■ **ASSIGNMENT**
Print the records exactly as they are written.

Records from a dataset
#####
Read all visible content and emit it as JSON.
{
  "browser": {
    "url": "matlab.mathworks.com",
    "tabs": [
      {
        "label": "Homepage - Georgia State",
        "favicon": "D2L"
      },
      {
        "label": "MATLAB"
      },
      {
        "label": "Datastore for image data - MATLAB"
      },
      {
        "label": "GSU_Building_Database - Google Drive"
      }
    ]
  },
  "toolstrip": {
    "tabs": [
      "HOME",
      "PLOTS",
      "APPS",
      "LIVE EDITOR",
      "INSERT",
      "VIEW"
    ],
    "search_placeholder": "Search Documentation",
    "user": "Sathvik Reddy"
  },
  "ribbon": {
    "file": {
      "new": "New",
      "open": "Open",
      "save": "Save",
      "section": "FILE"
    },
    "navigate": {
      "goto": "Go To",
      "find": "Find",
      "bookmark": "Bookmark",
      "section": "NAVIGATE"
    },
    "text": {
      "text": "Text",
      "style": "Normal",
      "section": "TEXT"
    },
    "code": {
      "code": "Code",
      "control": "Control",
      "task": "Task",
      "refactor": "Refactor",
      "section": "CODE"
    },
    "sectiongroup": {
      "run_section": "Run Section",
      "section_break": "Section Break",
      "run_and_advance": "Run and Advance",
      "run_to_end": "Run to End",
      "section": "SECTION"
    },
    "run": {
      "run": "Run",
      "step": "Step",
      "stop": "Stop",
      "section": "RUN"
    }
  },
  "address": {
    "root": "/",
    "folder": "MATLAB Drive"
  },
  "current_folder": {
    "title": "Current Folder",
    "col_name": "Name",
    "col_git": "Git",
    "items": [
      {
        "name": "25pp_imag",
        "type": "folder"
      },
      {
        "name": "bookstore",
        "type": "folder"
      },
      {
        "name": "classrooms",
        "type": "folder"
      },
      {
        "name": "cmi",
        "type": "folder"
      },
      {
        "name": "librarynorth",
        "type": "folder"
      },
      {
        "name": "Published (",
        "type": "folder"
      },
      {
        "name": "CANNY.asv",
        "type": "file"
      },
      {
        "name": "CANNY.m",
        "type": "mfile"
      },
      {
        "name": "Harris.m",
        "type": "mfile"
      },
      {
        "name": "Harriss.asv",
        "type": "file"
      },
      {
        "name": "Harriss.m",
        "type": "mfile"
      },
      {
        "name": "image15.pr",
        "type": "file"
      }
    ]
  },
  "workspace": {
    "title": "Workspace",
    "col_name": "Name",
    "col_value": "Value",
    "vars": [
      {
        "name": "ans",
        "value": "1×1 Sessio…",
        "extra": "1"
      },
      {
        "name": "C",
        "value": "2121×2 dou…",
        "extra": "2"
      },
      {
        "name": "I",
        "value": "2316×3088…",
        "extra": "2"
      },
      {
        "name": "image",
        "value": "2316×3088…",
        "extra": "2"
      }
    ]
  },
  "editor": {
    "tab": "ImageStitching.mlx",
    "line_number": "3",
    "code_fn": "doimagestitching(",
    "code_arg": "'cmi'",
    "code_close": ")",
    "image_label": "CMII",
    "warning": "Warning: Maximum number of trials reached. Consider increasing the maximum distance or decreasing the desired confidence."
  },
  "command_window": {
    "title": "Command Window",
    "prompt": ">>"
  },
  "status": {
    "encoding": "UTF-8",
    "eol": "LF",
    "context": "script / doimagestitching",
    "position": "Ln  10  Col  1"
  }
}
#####
■ **TASK SOLUTION**
Read all visible content and emit it as JSON.
{
  "browser": {
    "url": "matlab.mathworks.com",
    "tabs": [
      {
        "label": "Homepage - Georgia State",
        "favicon": "D2L"
      },
      {
        "label": "MATLAB"
      },
      {
        "label": "Datastore for image data - MATLAB"
      },
      {
        "label": "GSU_Building_Database - Google Drive"
      }
    ]
  },
  "toolstrip": {
    "tabs": [
      "HOME",
      "PLOTS",
      "APPS",
      "LIVE EDITOR",
      "INSERT",
      "VIEW"
    ],
    "search_placeholder": "Search Documentation",
    "user": "Sathvik Reddy"
  },
  "ribbon": {
    "file": {
      "new": "New",
      "open": "Open",
      "save": "Save",
      "section": "FILE"
    },
    "navigate": {
      "goto": "Go To",
      "find": "Find",
      "bookmark": "Bookmark",
      "section": "NAVIGATE"
    },
    "text": {
      "text": "Text",
      "style": "Normal",
      "section": "TEXT"
    },
    "code": {
      "code": "Code",
      "control": "Control",
      "task": "Task",
      "refactor": "Refactor",
      "section": "CODE"
    },
    "sectiongroup": {
      "run_section": "Run Section",
      "section_break": "Section Break",
      "run_and_advance": "Run and Advance",
      "run_to_end": "Run to End",
      "section": "SECTION"
    },
    "run": {
      "run": "Run",
      "step": "Step",
      "stop": "Stop",
      "section": "RUN"
    }
  },
  "address": {
    "root": "/",
    "folder": "MATLAB Drive"
  },
  "current_folder": {
    "title": "Current Folder",
    "col_name": "Name",
    "col_git": "Git",
    "items": [
      {
        "name": "25pp_imag",
        "type": "folder"
      },
      {
        "name": "bookstore",
        "type": "folder"
      },
      {
        "name": "classrooms",
        "type": "folder"
      },
      {
        "name": "cmi",
        "type": "folder"
      },
      {
        "name": "librarynorth",
        "type": "folder"
      },
      {
        "name": "Published (",
        "type": "folder"
      },
      {
        "name": "CANNY.asv",
        "type": "file"
      },
      {
        "name": "CANNY.m",
        "type": "mfile"
      },
      {
        "name": "Harris.m",
        "type": "mfile"
      },
      {
        "name": "Harriss.asv",
        "type": "file"
      },
      {
        "name": "Harriss.m",
        "type": "mfile"
      },
      {
        "name": "image15.pr",
        "type": "file"
      }
    ]
  },
  "workspace": {
    "title": "Workspace",
    "col_name": "Name",
    "col_value": "Value",
    "vars": [
      {
        "name": "ans",
        "value": "1×1 Sessio…",
        "extra": "1"
      },
      {
        "name": "C",
        "value": "2121×2 dou…",
        "extra": "2"
      },
      {
        "name": "I",
        "value": "2316×3088…",
        "extra": "2"
      },
      {
        "name": "image",
        "value": "2316×3088…",
        "extra": "2"
      }
    ]
  },
  "editor": {
    "tab": "ImageStitching.mlx",
    "line_number": "3",
    "code_fn": "doimagestitching(",
    "code_arg": "'cmi'",
    "code_close": ")",
    "image_label": "CMII",
    "warning": "Warning: Maximum number of trials reached. Consider increasing the maximum distance or decreasing the desired confidence."
  },
  "command_window": {
    "title": "Command Window",
    "prompt": ">>"
  },
  "status": {
    "encoding": "UTF-8",
    "eol": "LF",
    "context": "script / doimagestitching",
    "position": "Ln  10  Col  1"
  }
}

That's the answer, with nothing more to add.